All parts of the sunflower can be used. To fully appreciate the plant let's dissect its features. The flower head or flower as most people refer to it as, is really made up of many individual flowers which yield seeds. Due to the flower head resembling the sun the outer petals are called ray florets. These are sterile petals and come in various shades or hues of yellow, orange and red.
The individual flowers inside the circle are known as disc florets and yield seeds. In 1979 H.Vogel discovered the sunflower 's petals had a specific number of spirals and pattern. The sunflower's seeds are technically the fruit of the plant but for this article's purposes we will refer to them as seeds.
Many products are produced from the seeds.
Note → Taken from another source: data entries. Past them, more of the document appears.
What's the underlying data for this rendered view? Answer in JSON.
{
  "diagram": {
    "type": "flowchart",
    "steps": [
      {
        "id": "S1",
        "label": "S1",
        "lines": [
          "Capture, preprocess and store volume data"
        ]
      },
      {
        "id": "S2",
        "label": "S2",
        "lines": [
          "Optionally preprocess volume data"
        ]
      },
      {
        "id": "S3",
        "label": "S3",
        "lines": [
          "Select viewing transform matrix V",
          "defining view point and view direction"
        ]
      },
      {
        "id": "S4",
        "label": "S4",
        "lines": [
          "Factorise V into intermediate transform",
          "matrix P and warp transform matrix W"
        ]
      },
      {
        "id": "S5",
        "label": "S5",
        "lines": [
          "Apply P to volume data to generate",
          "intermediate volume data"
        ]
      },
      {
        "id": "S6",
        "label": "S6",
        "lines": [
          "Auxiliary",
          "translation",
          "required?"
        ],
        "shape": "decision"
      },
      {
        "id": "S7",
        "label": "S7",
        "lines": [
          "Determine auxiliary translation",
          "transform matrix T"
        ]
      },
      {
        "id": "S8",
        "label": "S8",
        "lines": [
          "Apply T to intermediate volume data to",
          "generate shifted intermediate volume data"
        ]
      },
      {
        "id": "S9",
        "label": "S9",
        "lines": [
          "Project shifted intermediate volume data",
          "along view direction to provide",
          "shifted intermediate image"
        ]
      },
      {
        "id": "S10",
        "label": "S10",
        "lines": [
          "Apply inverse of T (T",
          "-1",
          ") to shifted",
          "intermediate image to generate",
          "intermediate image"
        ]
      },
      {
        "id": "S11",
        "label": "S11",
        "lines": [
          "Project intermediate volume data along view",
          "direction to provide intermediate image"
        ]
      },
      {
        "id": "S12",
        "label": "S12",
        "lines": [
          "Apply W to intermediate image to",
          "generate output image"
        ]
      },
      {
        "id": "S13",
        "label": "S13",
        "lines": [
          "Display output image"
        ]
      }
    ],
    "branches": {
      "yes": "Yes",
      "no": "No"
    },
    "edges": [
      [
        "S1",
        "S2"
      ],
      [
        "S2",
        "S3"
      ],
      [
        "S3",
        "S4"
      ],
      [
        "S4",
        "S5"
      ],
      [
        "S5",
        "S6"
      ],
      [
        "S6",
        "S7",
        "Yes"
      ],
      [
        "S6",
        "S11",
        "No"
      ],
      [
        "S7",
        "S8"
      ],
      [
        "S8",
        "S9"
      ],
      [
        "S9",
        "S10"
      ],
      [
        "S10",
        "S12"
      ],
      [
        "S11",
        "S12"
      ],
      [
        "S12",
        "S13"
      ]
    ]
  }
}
Oil is extracted from them for cooking and biodiesel with the leftover cake going to livestock feed. The seed meats are used in food products for breads, cakes, snacking food and flavoring.
The sunflower's heart shape leaves have a coarse saw-toothed edge. They are single band and alternate on the stem. The leaves are used for cattle feed. The stem or stalk cortex and pith contains a fiber which is extracted to make paper. The latex in the stalk is now being researched as an alternative crop for non allergenic rubber.
One of the main benefits of the sunflower's root is its ability to neutralize toxins in the ground. It has been known to extract lead, arsenic and uranium from contaminated soils. Both the Russians and Japanese planted sunflowers after their nuclear disasters. It was found through rhizofiltration the sunflower was able to neutralize the radionuclides caesium-137, stronkum-90 and other harmful bacteria from water and soil.
As you can see sunflowers are quite beneficial. Plant a few sunflowers to brighten the garden and rid the lawn of fertilizer toxins. The high oil content of the seeds provide a good food source for wild birds and wildlife. Be sure to plant sunflowers away from the house for the fallen seeds may attract some unwanted wild life. Check your local pest or invasive weed list to be sure sunflowers can be planted. If you can plant sunflowers please do; this way, even on a rainy day you'll still see the sun.
Article Source: What Can Sunflowers Do For Today And Future Societies?